Supplied entries
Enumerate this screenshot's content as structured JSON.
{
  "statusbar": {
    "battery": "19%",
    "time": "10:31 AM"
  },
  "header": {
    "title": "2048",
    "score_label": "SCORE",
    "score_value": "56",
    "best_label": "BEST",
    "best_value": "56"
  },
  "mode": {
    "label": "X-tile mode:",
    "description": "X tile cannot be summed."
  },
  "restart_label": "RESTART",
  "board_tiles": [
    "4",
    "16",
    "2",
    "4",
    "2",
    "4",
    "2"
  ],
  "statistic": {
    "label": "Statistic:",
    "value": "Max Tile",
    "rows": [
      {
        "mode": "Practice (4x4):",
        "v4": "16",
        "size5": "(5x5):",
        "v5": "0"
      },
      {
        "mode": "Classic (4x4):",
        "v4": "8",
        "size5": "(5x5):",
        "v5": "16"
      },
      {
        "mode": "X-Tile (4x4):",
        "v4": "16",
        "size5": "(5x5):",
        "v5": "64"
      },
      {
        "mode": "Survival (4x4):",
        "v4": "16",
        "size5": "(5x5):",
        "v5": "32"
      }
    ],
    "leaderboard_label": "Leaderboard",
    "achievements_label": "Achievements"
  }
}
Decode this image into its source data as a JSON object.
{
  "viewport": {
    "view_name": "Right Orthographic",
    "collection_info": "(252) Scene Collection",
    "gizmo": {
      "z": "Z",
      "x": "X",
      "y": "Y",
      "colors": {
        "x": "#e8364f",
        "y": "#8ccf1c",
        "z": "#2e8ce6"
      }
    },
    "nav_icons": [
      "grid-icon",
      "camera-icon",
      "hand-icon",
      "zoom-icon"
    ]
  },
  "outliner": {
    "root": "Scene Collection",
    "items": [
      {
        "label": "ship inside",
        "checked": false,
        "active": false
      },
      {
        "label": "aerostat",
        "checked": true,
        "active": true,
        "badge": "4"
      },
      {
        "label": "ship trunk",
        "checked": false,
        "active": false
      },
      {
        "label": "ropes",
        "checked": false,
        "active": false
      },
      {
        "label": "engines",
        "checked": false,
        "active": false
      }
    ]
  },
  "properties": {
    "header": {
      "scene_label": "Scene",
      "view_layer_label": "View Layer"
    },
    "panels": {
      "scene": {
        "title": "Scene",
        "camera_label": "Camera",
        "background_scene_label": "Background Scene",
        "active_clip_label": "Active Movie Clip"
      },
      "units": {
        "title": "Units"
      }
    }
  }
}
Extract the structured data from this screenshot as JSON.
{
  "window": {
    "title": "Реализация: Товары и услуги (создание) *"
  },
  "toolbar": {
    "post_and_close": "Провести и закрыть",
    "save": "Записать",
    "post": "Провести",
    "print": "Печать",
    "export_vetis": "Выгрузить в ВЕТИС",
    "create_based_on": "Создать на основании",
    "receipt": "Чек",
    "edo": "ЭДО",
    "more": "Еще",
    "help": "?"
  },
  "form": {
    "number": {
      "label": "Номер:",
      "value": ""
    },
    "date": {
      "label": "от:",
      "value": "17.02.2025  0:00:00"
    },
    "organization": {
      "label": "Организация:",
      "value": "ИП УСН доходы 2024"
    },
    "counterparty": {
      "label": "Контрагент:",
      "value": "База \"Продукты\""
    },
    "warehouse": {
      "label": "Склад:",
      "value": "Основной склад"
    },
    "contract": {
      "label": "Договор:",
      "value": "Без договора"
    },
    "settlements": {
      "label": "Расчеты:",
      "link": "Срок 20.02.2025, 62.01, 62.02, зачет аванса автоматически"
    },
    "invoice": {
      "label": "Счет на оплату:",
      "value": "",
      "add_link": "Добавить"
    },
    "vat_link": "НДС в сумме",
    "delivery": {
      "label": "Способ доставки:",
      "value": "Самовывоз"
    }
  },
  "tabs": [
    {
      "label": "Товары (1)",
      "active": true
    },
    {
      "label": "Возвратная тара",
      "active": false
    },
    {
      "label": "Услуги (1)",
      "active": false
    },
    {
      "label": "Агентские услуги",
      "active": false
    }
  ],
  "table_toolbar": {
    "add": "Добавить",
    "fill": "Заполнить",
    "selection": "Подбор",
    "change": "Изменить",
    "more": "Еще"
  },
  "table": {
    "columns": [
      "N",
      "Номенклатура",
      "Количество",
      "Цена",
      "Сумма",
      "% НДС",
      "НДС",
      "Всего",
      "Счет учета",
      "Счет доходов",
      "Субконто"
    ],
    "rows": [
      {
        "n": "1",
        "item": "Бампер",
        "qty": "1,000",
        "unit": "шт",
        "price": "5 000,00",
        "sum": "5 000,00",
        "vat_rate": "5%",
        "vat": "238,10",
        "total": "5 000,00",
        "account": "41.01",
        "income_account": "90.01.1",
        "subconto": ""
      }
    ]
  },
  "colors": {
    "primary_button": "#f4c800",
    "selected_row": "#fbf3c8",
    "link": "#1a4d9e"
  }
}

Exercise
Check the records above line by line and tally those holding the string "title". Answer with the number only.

Answer box
4